Task requirements
The answer should consist of each line from the data below that includes "this".

[Data items]

::::::::

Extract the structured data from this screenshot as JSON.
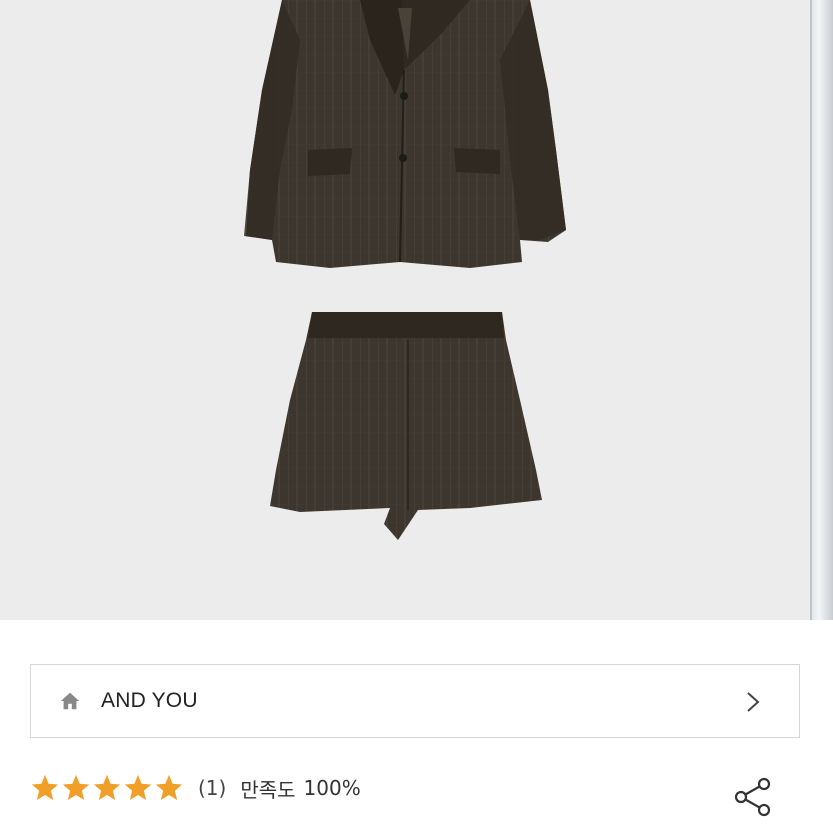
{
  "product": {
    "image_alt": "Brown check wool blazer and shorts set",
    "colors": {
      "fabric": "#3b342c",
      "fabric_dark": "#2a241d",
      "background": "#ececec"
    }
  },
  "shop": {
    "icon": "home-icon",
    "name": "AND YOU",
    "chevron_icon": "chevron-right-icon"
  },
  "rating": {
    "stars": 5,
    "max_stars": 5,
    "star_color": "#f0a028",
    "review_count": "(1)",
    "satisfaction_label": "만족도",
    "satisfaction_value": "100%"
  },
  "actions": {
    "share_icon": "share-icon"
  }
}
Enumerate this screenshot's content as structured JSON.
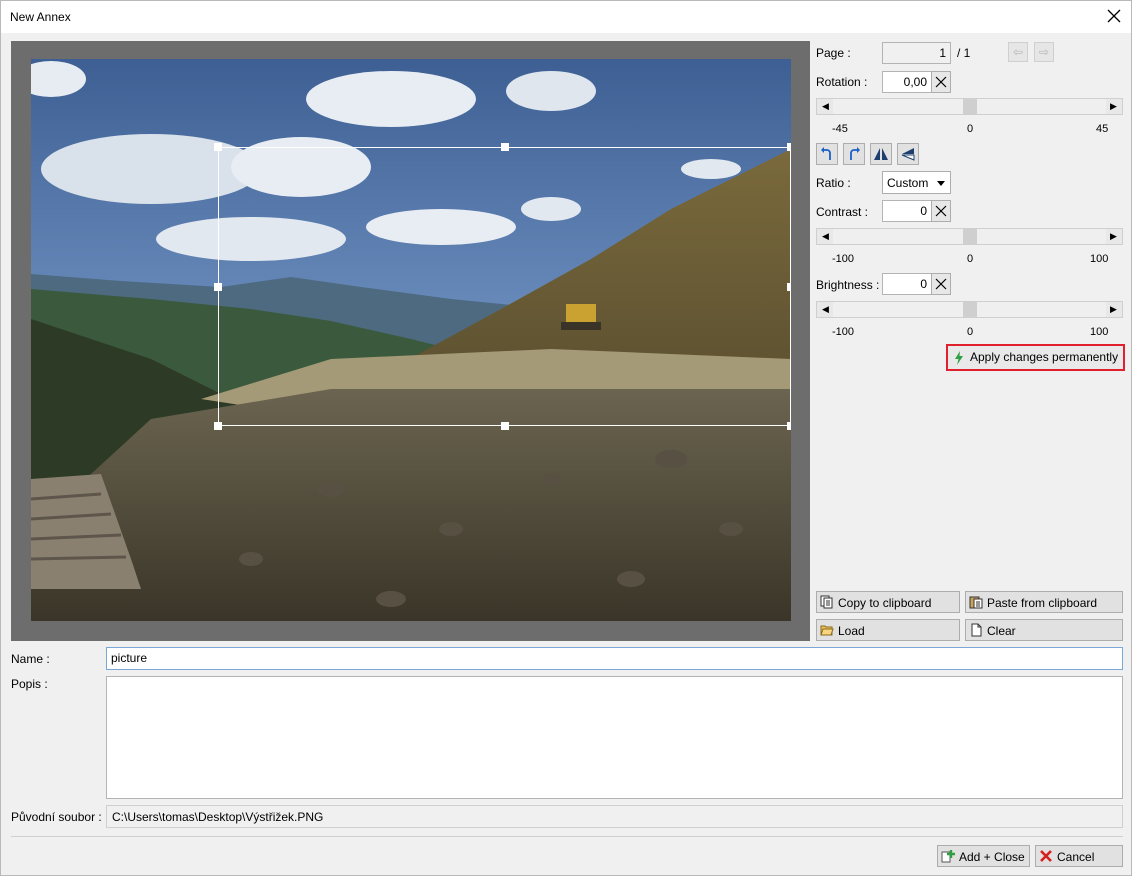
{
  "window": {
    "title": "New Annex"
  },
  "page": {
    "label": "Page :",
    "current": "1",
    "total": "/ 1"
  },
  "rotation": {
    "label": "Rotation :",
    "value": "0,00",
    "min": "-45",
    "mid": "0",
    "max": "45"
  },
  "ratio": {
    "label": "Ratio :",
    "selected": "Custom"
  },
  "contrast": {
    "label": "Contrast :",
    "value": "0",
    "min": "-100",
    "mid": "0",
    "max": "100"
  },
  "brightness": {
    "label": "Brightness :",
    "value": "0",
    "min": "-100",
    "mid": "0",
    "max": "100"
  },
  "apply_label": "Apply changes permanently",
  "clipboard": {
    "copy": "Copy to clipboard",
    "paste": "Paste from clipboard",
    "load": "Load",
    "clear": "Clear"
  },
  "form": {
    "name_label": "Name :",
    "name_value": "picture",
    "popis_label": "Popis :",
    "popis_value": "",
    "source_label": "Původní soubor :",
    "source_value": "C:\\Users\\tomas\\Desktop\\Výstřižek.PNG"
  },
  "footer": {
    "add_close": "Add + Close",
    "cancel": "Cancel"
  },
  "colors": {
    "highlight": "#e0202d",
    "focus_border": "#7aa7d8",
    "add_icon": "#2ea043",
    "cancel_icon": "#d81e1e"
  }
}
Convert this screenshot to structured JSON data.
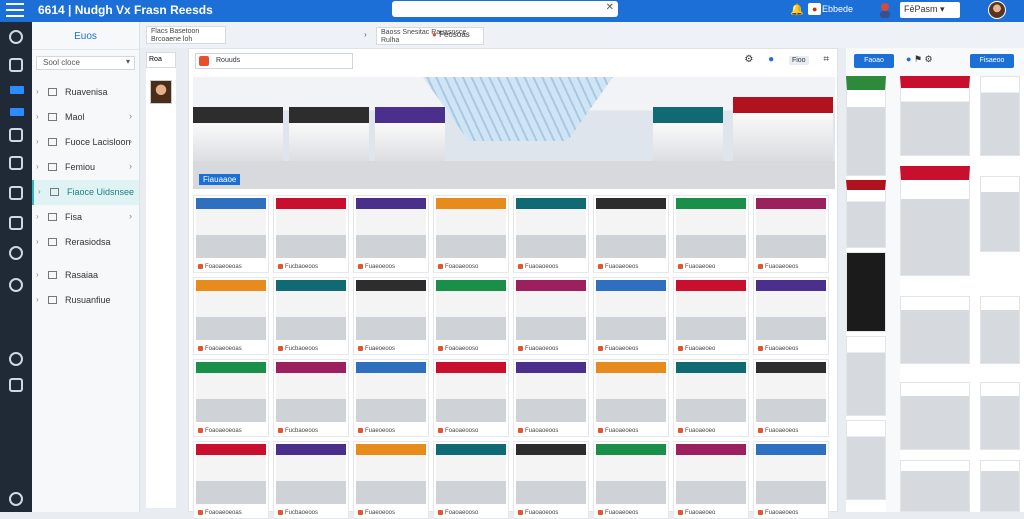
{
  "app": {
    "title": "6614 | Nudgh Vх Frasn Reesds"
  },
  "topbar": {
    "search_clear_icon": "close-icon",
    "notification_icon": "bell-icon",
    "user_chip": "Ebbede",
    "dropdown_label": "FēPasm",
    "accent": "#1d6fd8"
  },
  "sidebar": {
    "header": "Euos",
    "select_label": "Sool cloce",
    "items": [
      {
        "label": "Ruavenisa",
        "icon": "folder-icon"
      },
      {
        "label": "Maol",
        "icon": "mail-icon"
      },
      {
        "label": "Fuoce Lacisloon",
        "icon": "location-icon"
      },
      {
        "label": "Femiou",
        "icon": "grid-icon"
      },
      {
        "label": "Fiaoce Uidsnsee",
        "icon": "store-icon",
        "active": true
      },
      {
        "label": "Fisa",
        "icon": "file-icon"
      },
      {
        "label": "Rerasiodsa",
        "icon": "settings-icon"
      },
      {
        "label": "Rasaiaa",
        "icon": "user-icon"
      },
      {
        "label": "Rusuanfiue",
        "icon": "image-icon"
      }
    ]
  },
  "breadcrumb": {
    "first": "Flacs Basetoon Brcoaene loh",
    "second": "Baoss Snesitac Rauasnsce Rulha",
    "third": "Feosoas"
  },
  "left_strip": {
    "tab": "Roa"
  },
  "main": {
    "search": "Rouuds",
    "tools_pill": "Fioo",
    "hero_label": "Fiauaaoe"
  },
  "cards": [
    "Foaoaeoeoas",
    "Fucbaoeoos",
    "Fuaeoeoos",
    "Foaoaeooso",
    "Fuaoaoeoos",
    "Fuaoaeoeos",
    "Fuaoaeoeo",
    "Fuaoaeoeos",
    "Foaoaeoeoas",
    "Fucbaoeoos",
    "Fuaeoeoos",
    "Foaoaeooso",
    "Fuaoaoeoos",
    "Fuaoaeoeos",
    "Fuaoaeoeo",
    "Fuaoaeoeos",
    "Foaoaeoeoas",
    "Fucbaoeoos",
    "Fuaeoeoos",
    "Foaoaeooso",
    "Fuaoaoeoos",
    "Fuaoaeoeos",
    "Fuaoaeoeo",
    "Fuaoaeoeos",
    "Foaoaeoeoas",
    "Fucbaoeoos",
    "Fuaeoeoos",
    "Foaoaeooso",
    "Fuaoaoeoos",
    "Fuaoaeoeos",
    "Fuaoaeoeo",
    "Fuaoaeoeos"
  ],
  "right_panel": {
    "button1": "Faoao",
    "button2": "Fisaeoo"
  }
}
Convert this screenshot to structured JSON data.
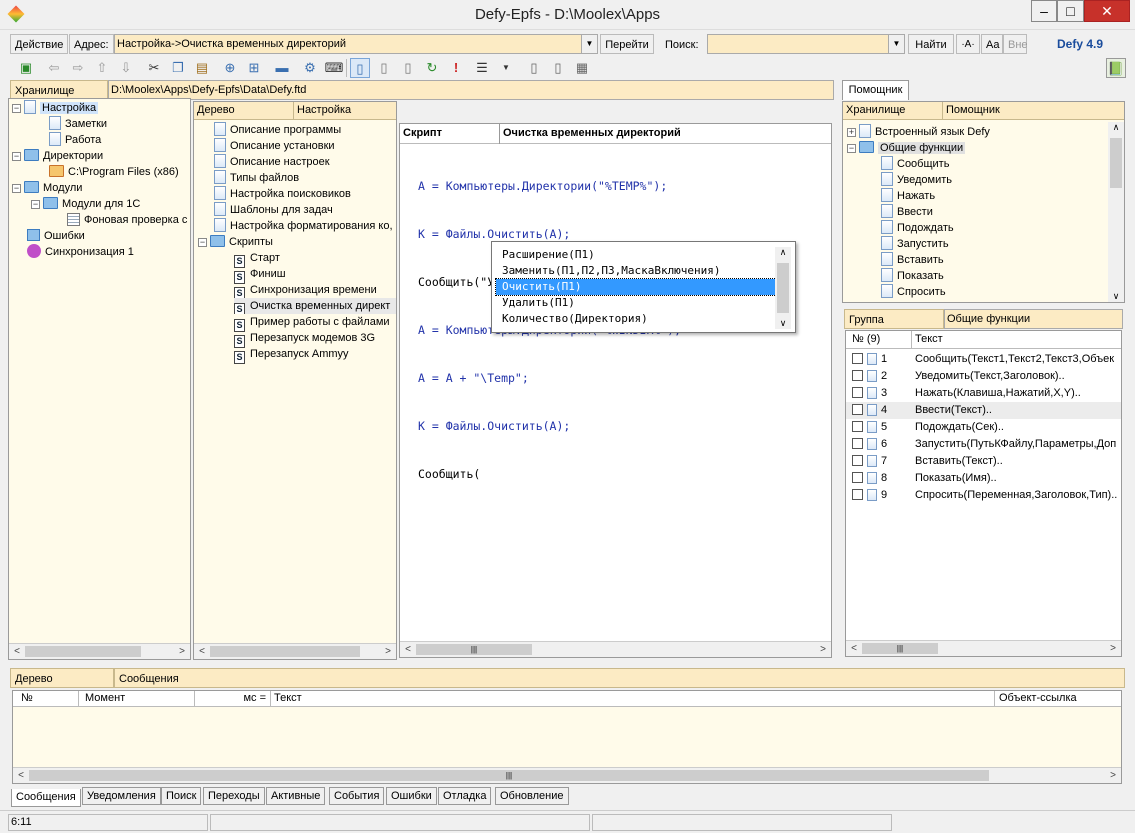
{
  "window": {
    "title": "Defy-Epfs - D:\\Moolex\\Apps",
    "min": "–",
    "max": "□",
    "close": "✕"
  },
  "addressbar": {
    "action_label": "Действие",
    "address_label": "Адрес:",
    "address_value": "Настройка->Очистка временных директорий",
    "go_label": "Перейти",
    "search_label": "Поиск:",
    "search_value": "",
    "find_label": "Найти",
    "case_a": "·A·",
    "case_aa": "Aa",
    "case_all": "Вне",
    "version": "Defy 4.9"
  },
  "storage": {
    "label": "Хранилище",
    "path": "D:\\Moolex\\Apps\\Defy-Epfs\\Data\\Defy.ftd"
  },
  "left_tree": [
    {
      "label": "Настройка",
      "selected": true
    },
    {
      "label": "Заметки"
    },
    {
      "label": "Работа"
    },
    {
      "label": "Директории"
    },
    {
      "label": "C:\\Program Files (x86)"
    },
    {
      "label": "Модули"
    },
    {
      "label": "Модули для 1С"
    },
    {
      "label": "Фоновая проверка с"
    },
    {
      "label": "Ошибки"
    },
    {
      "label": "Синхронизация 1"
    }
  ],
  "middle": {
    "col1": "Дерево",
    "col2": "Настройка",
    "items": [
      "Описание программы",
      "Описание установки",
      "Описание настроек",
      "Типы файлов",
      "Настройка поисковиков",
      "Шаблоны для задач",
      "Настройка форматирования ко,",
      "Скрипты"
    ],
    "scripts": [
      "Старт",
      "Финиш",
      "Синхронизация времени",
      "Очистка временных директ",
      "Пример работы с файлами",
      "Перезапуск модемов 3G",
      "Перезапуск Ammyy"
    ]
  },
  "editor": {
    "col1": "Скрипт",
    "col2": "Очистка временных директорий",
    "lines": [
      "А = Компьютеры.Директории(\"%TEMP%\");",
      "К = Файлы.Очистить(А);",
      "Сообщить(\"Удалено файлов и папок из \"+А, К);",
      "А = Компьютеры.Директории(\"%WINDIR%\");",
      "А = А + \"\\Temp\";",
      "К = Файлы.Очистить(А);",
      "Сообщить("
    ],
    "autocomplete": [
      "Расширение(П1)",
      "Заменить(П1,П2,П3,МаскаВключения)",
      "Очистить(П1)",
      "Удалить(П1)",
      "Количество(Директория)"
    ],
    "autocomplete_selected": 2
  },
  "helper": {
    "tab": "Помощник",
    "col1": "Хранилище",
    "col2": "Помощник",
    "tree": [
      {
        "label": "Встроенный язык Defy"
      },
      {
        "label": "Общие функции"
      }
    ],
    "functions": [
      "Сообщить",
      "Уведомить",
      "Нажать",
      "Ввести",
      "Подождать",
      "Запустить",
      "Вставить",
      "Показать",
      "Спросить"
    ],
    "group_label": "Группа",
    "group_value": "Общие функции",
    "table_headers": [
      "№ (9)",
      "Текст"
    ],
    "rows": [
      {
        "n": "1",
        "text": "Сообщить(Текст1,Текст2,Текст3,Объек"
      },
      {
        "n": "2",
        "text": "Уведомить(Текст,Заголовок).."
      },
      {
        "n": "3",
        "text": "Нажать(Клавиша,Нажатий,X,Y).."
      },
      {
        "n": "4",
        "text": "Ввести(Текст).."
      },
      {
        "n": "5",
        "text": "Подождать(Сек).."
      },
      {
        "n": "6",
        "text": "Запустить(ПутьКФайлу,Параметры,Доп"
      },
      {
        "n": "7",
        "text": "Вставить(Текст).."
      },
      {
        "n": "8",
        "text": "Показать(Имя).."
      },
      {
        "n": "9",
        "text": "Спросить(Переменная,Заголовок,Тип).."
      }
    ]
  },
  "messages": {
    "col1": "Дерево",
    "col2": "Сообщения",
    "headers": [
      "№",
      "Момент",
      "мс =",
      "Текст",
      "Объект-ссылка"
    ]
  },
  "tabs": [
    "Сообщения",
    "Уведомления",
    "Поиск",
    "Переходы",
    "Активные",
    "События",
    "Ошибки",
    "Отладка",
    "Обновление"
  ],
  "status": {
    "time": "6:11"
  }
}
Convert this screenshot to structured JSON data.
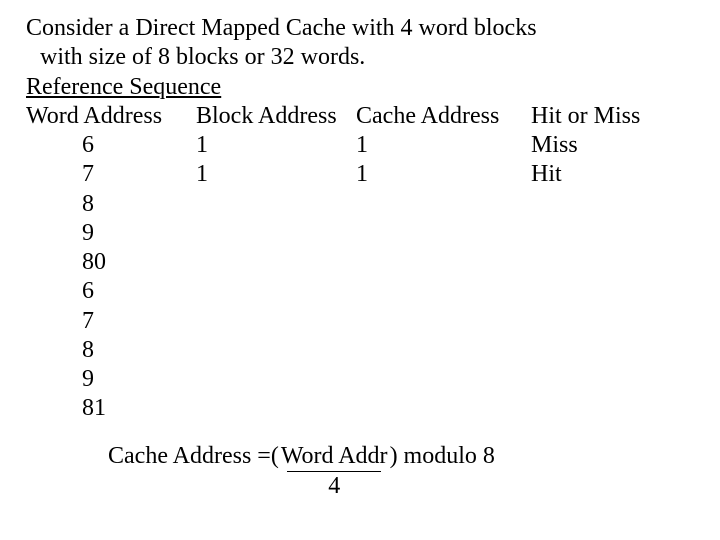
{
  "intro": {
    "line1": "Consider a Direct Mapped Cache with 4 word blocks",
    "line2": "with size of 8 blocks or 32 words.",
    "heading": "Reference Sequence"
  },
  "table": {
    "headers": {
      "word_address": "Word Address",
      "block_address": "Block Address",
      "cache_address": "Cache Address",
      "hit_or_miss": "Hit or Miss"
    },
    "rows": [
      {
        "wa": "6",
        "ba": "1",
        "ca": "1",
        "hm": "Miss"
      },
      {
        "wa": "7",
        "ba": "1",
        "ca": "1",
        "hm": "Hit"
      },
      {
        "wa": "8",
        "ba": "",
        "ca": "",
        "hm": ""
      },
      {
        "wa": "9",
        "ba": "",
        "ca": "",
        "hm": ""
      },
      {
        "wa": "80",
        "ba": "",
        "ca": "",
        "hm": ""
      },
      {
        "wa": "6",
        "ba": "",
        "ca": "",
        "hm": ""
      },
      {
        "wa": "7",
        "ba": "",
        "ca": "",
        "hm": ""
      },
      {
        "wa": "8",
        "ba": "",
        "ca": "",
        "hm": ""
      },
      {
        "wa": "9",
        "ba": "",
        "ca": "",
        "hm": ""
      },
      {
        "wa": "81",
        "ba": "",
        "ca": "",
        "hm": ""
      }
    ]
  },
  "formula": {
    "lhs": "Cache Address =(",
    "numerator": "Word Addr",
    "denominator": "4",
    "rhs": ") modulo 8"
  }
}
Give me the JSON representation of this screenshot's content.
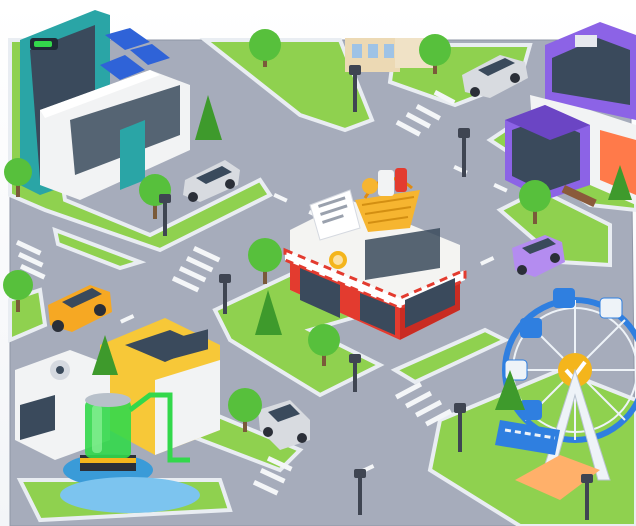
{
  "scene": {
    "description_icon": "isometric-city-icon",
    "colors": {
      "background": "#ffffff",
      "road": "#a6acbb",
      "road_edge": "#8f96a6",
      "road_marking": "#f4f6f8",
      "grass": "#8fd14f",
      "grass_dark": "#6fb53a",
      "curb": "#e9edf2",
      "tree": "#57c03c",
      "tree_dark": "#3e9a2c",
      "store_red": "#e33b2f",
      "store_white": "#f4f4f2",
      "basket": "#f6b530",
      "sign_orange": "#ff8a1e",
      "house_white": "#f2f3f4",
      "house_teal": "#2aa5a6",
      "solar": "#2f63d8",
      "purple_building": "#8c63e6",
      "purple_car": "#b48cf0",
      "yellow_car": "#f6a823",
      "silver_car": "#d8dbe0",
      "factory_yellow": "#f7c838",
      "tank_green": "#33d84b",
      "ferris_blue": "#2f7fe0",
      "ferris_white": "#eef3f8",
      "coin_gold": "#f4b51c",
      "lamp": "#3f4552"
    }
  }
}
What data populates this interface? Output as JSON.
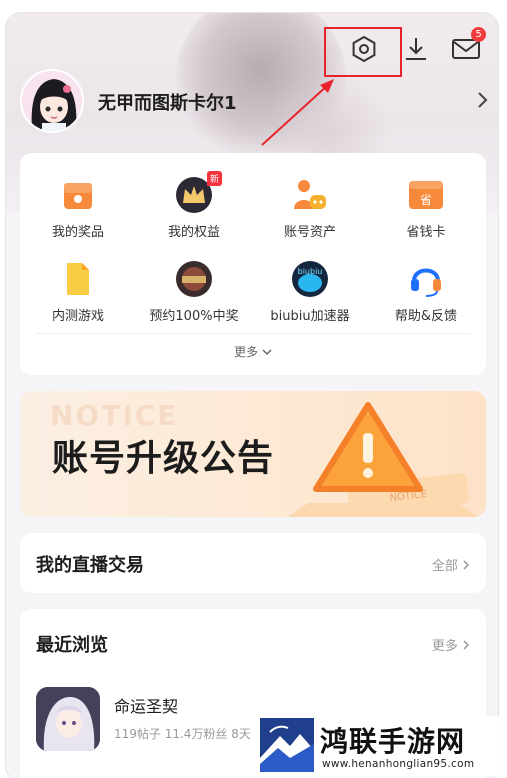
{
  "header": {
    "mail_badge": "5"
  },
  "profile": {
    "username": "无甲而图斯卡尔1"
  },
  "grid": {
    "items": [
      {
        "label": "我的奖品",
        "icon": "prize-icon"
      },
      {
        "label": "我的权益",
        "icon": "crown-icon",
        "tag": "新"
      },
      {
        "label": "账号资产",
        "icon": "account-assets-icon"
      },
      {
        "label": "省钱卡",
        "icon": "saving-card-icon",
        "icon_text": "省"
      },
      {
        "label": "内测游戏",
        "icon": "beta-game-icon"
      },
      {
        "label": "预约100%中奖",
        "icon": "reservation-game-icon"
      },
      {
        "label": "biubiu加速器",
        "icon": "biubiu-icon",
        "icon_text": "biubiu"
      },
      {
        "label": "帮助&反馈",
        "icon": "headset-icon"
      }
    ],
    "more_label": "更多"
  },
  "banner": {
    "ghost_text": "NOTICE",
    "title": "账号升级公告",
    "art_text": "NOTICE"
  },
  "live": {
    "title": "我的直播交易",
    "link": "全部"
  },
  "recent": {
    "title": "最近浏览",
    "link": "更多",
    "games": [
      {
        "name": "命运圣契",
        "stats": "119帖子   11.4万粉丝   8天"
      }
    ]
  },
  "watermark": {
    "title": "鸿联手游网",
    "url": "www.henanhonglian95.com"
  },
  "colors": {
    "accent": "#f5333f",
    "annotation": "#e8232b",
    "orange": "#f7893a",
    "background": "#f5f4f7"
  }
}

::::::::

Worked solution
Extract the structured data from this screenshot as JSON.
Enumerate this screenshot's content as structured JSON.
Convert this screenshot to structured JSON data.
Convert this screenshot to structured JSON data.
Convert this screenshot to structured JSON data.
Give me the JSON representation of this screenshot's content.
What data populates this interface? Output as JSON.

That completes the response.